_WHAT IS EXPECTED_. How many lines in these records include the string "penalty"? Reply with that number alone.

_DATA SHOWN_.
- - -

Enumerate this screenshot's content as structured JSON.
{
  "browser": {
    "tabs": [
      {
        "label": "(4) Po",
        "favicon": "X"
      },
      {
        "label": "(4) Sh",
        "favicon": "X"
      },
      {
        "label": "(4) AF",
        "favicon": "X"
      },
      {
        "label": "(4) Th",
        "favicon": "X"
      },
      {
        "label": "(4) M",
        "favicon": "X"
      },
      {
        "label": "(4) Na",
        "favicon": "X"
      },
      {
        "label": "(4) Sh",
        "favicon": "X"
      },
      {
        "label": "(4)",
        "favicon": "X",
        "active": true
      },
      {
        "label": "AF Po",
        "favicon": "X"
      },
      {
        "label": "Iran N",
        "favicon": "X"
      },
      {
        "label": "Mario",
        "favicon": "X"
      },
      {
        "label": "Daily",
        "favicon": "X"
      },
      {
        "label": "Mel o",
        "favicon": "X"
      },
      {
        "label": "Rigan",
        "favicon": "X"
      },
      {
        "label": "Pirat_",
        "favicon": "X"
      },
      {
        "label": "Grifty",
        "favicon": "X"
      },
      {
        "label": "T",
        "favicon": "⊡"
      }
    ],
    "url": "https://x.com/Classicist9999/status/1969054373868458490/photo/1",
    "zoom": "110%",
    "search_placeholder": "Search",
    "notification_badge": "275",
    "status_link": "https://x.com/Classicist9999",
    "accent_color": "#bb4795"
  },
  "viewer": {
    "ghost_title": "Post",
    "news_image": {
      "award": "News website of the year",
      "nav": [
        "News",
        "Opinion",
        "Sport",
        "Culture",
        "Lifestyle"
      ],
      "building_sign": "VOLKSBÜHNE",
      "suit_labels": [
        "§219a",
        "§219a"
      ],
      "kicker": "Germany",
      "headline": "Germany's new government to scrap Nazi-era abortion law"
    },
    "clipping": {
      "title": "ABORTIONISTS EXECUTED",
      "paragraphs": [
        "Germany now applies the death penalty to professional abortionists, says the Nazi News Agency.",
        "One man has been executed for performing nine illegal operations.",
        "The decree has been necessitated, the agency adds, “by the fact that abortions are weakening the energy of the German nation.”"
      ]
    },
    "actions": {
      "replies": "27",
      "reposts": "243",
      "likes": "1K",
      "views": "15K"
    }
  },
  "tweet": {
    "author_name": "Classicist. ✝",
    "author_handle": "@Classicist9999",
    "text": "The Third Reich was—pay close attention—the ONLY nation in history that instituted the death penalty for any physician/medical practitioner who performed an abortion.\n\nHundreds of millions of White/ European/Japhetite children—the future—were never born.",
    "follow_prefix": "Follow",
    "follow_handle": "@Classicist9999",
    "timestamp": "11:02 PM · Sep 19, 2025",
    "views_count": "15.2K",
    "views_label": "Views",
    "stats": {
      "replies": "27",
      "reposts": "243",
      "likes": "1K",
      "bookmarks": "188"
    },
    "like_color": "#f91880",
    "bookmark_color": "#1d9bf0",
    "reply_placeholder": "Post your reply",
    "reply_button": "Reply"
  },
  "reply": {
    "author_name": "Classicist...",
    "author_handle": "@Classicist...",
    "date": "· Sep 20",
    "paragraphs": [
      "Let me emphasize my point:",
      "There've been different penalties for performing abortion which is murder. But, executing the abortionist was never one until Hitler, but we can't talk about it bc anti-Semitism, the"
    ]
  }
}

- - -

_EXERCISE ANSWER_. 2